As part of their training, the producers visit Toronto and New York. Canada is great for the producers, Wilkie says, because it’s an English-speaking country, next door to the U.S., that offers attractive tax breaks.
“There are very important co-production opportunities,” she says. “It’s a good place for British companies to start.”
In New York the producers met reps of many of the cable networks, and they took a side trip to Maryland to meet Discovery webheads.
Hollywood-based media consultant Pat Quinn, who accompanies the producers in L.A., says they frequently come with certain ideas and, after a few meetings, have a more realistic grasp on what will sell.
In L.A. the producers had joint meetings with broadcasters ABC, NBC and CBS plus agency WME. Then, according to the shows they produce, they met in smaller groups with such webs as Lifetime, Bravo and Comedy Central.
Adrian Lynch of Dublin-based Animo Television says the American market has been very receptive.

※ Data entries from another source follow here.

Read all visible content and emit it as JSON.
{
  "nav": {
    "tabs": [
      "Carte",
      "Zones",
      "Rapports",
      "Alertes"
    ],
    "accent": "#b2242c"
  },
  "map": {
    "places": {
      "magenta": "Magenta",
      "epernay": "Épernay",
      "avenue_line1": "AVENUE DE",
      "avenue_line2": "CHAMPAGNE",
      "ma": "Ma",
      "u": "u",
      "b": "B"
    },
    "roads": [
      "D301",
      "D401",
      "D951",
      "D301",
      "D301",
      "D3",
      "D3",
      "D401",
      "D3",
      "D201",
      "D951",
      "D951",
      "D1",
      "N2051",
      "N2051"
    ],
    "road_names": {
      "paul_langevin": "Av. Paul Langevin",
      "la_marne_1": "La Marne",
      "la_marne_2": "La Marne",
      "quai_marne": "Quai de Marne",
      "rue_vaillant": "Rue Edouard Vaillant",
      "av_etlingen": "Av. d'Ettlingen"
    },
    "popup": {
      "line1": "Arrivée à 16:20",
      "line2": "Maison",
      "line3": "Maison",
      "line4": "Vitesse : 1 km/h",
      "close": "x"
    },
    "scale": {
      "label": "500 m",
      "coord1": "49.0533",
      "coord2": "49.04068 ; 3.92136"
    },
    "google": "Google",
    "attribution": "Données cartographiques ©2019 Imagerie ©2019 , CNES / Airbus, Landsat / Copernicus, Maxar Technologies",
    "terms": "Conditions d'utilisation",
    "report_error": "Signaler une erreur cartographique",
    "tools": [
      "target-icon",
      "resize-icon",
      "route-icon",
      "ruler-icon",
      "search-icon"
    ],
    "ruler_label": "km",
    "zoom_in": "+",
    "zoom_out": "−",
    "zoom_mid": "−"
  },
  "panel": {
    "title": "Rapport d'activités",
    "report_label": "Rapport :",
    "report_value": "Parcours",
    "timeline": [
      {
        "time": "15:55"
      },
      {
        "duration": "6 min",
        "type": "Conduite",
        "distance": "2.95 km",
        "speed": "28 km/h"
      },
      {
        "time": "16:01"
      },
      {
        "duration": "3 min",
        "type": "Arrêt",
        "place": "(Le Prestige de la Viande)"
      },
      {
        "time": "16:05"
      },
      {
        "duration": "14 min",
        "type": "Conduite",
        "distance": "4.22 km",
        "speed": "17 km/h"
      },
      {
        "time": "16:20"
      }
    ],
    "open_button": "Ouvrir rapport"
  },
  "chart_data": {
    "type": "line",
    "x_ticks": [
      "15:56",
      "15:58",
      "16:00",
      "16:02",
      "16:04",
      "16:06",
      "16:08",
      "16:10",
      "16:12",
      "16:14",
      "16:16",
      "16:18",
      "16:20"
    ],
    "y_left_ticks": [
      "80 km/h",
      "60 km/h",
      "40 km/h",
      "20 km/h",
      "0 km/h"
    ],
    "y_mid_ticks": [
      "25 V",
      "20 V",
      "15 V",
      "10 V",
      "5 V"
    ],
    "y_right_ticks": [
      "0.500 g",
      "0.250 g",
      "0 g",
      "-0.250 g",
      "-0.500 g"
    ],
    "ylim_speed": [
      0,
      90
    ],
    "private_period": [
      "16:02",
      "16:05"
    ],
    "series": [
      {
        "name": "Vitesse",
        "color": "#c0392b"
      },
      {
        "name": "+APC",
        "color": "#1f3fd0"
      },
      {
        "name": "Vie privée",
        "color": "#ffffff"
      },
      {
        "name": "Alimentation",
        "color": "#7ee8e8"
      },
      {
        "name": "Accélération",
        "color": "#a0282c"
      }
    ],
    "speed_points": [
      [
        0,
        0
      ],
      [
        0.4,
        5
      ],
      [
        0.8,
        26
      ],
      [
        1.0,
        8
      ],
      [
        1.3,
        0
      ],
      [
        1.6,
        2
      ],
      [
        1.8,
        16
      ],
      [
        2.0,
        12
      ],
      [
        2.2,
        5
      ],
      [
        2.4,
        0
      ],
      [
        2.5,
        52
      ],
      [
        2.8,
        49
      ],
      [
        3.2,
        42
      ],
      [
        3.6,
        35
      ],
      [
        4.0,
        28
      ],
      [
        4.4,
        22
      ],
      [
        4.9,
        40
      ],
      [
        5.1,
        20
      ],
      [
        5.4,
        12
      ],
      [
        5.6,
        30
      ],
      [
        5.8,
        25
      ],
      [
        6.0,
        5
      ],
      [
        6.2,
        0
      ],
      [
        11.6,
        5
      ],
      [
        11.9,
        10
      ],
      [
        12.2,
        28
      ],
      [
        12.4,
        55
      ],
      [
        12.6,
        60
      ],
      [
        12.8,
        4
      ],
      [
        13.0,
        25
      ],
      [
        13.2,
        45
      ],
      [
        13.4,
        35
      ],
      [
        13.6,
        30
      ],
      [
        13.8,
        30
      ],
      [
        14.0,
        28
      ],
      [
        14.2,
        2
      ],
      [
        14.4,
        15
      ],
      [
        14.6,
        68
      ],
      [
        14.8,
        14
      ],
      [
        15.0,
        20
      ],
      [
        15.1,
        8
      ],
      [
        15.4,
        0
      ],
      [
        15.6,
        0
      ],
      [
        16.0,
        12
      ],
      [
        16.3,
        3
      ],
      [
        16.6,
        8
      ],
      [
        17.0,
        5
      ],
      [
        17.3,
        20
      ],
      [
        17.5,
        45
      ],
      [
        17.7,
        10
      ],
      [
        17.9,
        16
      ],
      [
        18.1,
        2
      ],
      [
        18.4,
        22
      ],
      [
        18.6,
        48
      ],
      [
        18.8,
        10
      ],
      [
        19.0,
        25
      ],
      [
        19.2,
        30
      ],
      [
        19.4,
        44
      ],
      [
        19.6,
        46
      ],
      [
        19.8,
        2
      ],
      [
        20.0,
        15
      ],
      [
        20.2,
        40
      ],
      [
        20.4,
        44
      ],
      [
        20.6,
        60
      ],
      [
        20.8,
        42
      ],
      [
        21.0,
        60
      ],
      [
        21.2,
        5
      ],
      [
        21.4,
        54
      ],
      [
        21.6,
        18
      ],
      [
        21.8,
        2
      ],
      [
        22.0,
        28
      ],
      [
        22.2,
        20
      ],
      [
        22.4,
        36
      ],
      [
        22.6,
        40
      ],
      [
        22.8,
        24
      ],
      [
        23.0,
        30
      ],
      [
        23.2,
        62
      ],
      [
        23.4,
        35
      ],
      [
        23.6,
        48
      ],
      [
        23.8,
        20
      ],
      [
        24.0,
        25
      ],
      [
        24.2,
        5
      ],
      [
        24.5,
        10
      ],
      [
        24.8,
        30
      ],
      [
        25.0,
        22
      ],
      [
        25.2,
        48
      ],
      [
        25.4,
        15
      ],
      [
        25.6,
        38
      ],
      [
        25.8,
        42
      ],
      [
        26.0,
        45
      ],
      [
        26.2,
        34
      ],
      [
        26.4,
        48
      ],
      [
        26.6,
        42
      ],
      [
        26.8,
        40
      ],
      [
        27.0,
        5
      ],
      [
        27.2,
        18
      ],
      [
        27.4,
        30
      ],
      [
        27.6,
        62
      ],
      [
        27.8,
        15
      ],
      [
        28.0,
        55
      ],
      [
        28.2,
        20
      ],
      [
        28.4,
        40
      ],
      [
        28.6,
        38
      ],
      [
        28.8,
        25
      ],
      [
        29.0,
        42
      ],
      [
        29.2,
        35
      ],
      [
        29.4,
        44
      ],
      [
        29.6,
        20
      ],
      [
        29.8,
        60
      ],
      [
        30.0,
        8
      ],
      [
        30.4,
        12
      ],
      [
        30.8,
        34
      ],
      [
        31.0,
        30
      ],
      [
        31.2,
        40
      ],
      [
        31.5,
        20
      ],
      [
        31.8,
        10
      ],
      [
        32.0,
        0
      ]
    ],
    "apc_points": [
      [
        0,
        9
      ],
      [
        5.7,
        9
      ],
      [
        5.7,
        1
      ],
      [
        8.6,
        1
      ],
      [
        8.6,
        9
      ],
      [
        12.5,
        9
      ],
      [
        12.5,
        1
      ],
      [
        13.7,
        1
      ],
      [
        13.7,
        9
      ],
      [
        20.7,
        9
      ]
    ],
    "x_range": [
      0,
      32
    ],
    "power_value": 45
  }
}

Among the shows his company has optioned is “Anonymous,” a hidden camera laffer that Tiger Aspect is producing for the U.K.’s ITV.
Phil Morrow, managing director of Dublin’s Wild Rover Prods., says the TRC program offers an “open door” to America, while John O’Callaghan, creative director with Angel Eye Media in Glasgow, appreciates the fact that the meetings are with principals and not assistants. Uzma Mir-Young, founder of Turmeric Media, is trying to find a co-producer for her drama “Curse of the Maharani.”
Being together for the year creates a bond, the participants say.
The experience helped program alum Angela Smith so much that her company has not only set up an office in New York but is establishing one in L.A.
Smith’s Manchester-based Turn on Television is adapting its shows for the U.S. market.
“It’s easier for buyers to see something that’s been a hit in the U.K.,” she says. Turn on Television has sold “Midwives” and “The Gym” to Discovery Health and is pitching “Tranny School,” “Passport to Passion” and “Unlikely Lovers.”
“I pitch to everyone who will listen,” Smith says.